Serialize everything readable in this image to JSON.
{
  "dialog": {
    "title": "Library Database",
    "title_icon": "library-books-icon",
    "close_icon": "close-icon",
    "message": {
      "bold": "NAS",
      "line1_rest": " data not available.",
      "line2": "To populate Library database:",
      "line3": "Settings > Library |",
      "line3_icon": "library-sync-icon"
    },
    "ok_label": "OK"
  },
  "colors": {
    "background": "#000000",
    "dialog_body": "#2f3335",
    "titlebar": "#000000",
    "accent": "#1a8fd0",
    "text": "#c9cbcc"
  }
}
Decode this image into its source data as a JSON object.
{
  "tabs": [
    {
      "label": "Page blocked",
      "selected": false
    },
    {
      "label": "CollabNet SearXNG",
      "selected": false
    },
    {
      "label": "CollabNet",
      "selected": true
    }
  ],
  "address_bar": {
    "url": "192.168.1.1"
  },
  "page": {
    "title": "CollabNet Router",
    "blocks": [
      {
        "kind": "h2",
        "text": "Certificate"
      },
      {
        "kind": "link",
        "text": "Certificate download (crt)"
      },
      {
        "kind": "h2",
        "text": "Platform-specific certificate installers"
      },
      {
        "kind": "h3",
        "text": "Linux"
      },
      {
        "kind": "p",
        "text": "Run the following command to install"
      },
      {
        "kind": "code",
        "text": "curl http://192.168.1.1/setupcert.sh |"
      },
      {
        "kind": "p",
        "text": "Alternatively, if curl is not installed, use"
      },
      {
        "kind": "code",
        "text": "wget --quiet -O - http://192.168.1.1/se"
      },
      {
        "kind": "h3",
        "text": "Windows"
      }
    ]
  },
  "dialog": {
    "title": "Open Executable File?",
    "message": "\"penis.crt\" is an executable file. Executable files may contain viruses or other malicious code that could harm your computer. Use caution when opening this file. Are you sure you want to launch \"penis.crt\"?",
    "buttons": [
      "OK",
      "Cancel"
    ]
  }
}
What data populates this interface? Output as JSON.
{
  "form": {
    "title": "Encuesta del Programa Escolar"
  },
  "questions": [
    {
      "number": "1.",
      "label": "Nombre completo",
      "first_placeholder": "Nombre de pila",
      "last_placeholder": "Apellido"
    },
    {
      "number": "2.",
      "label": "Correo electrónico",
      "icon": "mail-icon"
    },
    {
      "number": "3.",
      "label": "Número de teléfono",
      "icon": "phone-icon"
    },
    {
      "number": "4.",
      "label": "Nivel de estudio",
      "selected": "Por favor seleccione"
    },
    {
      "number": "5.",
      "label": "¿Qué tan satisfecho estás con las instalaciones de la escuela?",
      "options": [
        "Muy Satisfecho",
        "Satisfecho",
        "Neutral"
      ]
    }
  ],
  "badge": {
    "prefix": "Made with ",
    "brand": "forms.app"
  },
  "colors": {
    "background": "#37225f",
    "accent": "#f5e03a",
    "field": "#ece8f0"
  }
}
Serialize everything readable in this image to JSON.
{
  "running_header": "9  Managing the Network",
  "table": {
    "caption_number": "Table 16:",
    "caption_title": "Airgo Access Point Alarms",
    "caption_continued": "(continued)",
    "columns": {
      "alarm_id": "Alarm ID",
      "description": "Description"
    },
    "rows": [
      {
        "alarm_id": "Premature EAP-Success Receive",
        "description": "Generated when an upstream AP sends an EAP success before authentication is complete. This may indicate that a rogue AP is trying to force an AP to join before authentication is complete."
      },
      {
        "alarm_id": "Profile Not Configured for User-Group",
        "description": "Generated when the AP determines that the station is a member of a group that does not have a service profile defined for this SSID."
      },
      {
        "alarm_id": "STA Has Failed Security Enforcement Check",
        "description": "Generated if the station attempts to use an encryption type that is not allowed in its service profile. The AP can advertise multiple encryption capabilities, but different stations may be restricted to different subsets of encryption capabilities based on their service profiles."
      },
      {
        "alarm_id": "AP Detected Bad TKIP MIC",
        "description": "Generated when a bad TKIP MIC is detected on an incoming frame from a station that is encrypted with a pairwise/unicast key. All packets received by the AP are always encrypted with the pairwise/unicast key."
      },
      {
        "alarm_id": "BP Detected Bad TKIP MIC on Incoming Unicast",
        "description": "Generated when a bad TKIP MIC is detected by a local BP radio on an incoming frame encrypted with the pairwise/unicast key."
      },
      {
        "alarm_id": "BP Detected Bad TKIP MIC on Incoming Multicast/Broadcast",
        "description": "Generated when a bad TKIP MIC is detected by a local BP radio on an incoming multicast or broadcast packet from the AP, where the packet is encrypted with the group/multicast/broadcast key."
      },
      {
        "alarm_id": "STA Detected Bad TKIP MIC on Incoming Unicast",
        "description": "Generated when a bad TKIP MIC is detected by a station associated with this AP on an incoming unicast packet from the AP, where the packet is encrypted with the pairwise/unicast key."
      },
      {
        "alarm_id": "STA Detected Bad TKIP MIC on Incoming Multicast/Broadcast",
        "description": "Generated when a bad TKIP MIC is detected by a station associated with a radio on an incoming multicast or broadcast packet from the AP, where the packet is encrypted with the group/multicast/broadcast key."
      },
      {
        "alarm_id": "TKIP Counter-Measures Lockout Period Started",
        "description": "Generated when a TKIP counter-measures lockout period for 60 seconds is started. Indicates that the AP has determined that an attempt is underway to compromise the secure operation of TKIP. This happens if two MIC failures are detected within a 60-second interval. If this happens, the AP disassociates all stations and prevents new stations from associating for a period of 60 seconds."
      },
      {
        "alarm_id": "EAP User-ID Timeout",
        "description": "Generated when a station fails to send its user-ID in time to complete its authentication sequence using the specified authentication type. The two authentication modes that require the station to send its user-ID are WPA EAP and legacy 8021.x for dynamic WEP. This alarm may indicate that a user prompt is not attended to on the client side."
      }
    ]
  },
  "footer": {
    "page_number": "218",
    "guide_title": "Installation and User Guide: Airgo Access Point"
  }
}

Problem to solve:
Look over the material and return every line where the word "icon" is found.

Result of the task:
    "title_icon": "library-books-icon",
    "close_icon": "close-icon",
      "line3_icon": "library-sync-icon"
      "icon": "mail-icon"
      "icon": "phone-icon"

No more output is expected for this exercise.